_Problem_. The whole answer is the data below, retyped exactly.

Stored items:
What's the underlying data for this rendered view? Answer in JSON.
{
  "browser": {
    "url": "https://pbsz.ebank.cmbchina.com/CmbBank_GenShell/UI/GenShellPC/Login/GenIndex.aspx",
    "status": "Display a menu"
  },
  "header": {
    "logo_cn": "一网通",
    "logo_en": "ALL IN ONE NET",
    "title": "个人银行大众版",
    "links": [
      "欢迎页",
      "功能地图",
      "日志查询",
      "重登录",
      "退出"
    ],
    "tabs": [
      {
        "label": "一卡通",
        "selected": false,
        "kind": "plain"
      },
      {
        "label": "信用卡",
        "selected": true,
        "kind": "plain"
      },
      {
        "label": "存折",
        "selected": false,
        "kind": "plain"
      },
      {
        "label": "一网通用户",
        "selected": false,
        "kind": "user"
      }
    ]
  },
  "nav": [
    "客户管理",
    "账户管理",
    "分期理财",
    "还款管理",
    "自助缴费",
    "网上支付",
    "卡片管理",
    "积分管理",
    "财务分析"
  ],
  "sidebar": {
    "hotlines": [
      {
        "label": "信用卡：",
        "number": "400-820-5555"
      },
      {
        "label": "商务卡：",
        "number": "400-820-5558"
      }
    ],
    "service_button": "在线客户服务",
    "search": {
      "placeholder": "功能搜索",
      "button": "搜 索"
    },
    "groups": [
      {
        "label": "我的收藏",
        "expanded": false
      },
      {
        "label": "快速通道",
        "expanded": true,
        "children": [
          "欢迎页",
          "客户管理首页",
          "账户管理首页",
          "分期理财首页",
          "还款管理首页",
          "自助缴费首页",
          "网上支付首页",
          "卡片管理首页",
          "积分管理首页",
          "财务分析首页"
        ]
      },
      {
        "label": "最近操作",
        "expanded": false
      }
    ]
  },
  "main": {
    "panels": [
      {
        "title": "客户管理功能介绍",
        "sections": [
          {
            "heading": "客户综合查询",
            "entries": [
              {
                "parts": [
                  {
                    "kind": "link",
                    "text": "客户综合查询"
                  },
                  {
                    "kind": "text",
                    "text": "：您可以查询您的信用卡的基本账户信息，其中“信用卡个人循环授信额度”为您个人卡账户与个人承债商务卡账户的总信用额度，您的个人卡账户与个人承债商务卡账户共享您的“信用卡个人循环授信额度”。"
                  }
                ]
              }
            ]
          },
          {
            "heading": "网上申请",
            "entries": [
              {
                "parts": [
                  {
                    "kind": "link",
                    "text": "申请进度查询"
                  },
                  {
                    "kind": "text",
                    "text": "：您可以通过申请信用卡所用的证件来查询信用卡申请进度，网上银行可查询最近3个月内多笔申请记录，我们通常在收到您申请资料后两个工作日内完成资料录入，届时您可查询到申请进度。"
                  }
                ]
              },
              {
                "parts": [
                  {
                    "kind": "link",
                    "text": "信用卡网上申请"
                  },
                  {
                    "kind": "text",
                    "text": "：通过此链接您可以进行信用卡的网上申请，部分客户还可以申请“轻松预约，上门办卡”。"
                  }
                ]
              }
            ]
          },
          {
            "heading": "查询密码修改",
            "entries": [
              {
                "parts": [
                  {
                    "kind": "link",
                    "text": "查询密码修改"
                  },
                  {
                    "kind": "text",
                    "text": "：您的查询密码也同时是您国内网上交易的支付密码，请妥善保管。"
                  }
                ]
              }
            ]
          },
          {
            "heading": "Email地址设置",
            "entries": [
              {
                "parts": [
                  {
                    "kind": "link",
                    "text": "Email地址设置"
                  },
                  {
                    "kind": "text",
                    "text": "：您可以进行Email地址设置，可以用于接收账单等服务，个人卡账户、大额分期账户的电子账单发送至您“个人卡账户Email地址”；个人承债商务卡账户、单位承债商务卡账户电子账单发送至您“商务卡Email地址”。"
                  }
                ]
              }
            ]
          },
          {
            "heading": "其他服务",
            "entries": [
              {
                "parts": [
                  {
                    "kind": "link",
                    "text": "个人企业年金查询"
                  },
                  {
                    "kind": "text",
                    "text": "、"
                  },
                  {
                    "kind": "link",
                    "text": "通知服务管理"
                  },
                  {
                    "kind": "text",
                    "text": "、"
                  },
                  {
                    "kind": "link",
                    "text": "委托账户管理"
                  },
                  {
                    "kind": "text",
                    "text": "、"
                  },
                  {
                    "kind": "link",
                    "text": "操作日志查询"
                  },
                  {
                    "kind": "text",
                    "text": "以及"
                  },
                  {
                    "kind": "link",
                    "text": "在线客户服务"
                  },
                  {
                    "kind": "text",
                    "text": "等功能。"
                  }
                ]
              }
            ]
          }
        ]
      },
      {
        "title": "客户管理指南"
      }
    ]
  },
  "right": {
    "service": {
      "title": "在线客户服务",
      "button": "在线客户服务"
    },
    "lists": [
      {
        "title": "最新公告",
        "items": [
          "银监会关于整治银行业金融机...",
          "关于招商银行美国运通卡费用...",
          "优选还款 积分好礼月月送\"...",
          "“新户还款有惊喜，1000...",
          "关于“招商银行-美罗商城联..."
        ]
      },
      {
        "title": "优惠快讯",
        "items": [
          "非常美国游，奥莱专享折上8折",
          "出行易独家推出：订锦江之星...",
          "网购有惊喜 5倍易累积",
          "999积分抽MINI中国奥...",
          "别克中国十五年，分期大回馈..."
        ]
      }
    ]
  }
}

_Task answer_.
What's the underlying data for this rendered view? Answer in JSON.
{
  "browser": {
    "url": "https://pbsz.ebank.cmbchina.com/CmbBank_GenShell/UI/GenShellPC/Login/GenIndex.aspx",
    "status": "Display a menu"
  },
  "header": {
    "logo_cn": "一网通",
    "logo_en": "ALL IN ONE NET",
    "title": "个人银行大众版",
    "links": [
      "欢迎页",
      "功能地图",
      "日志查询",
      "重登录",
      "退出"
    ],
    "tabs": [
      {
        "label": "一卡通",
        "selected": false,
        "kind": "plain"
      },
      {
        "label": "信用卡",
        "selected": true,
        "kind": "plain"
      },
      {
        "label": "存折",
        "selected": false,
        "kind": "plain"
      },
      {
        "label": "一网通用户",
        "selected": false,
        "kind": "user"
      }
    ]
  },
  "nav": [
    "客户管理",
    "账户管理",
    "分期理财",
    "还款管理",
    "自助缴费",
    "网上支付",
    "卡片管理",
    "积分管理",
    "财务分析"
  ],
  "sidebar": {
    "hotlines": [
      {
        "label": "信用卡：",
        "number": "400-820-5555"
      },
      {
        "label": "商务卡：",
        "number": "400-820-5558"
      }
    ],
    "service_button": "在线客户服务",
    "search": {
      "placeholder": "功能搜索",
      "button": "搜 索"
    },
    "groups": [
      {
        "label": "我的收藏",
        "expanded": false
      },
      {
        "label": "快速通道",
        "expanded": true,
        "children": [
          "欢迎页",
          "客户管理首页",
          "账户管理首页",
          "分期理财首页",
          "还款管理首页",
          "自助缴费首页",
          "网上支付首页",
          "卡片管理首页",
          "积分管理首页",
          "财务分析首页"
        ]
      },
      {
        "label": "最近操作",
        "expanded": false
      }
    ]
  },
  "main": {
    "panels": [
      {
        "title": "客户管理功能介绍",
        "sections": [
          {
            "heading": "客户综合查询",
            "entries": [
              {
                "parts": [
                  {
                    "kind": "link",
                    "text": "客户综合查询"
                  },
                  {
                    "kind": "text",
                    "text": "：您可以查询您的信用卡的基本账户信息，其中“信用卡个人循环授信额度”为您个人卡账户与个人承债商务卡账户的总信用额度，您的个人卡账户与个人承债商务卡账户共享您的“信用卡个人循环授信额度”。"
                  }
                ]
              }
            ]
          },
          {
            "heading": "网上申请",
            "entries": [
              {
                "parts": [
                  {
                    "kind": "link",
                    "text": "申请进度查询"
                  },
                  {
                    "kind": "text",
                    "text": "：您可以通过申请信用卡所用的证件来查询信用卡申请进度，网上银行可查询最近3个月内多笔申请记录，我们通常在收到您申请资料后两个工作日内完成资料录入，届时您可查询到申请进度。"
                  }
                ]
              },
              {
                "parts": [
                  {
                    "kind": "link",
                    "text": "信用卡网上申请"
                  },
                  {
                    "kind": "text",
                    "text": "：通过此链接您可以进行信用卡的网上申请，部分客户还可以申请“轻松预约，上门办卡”。"
                  }
                ]
              }
            ]
          },
          {
            "heading": "查询密码修改",
            "entries": [
              {
                "parts": [
                  {
                    "kind": "link",
                    "text": "查询密码修改"
                  },
                  {
                    "kind": "text",
                    "text": "：您的查询密码也同时是您国内网上交易的支付密码，请妥善保管。"
                  }
                ]
              }
            ]
          },
          {
            "heading": "Email地址设置",
            "entries": [
              {
                "parts": [
                  {
                    "kind": "link",
                    "text": "Email地址设置"
                  },
                  {
                    "kind": "text",
                    "text": "：您可以进行Email地址设置，可以用于接收账单等服务，个人卡账户、大额分期账户的电子账单发送至您“个人卡账户Email地址”；个人承债商务卡账户、单位承债商务卡账户电子账单发送至您“商务卡Email地址”。"
                  }
                ]
              }
            ]
          },
          {
            "heading": "其他服务",
            "entries": [
              {
                "parts": [
                  {
                    "kind": "link",
                    "text": "个人企业年金查询"
                  },
                  {
                    "kind": "text",
                    "text": "、"
                  },
                  {
                    "kind": "link",
                    "text": "通知服务管理"
                  },
                  {
                    "kind": "text",
                    "text": "、"
                  },
                  {
                    "kind": "link",
                    "text": "委托账户管理"
                  },
                  {
                    "kind": "text",
                    "text": "、"
                  },
                  {
                    "kind": "link",
                    "text": "操作日志查询"
                  },
                  {
                    "kind": "text",
                    "text": "以及"
                  },
                  {
                    "kind": "link",
                    "text": "在线客户服务"
                  },
                  {
                    "kind": "text",
                    "text": "等功能。"
                  }
                ]
              }
            ]
          }
        ]
      },
      {
        "title": "客户管理指南"
      }
    ]
  },
  "right": {
    "service": {
      "title": "在线客户服务",
      "button": "在线客户服务"
    },
    "lists": [
      {
        "title": "最新公告",
        "items": [
          "银监会关于整治银行业金融机...",
          "关于招商银行美国运通卡费用...",
          "优选还款 积分好礼月月送\"...",
          "“新户还款有惊喜，1000...",
          "关于“招商银行-美罗商城联..."
        ]
      },
      {
        "title": "优惠快讯",
        "items": [
          "非常美国游，奥莱专享折上8折",
          "出行易独家推出：订锦江之星...",
          "网购有惊喜 5倍易累积",
          "999积分抽MINI中国奥...",
          "别克中国十五年，分期大回馈..."
        ]
      }
    ]
  }
}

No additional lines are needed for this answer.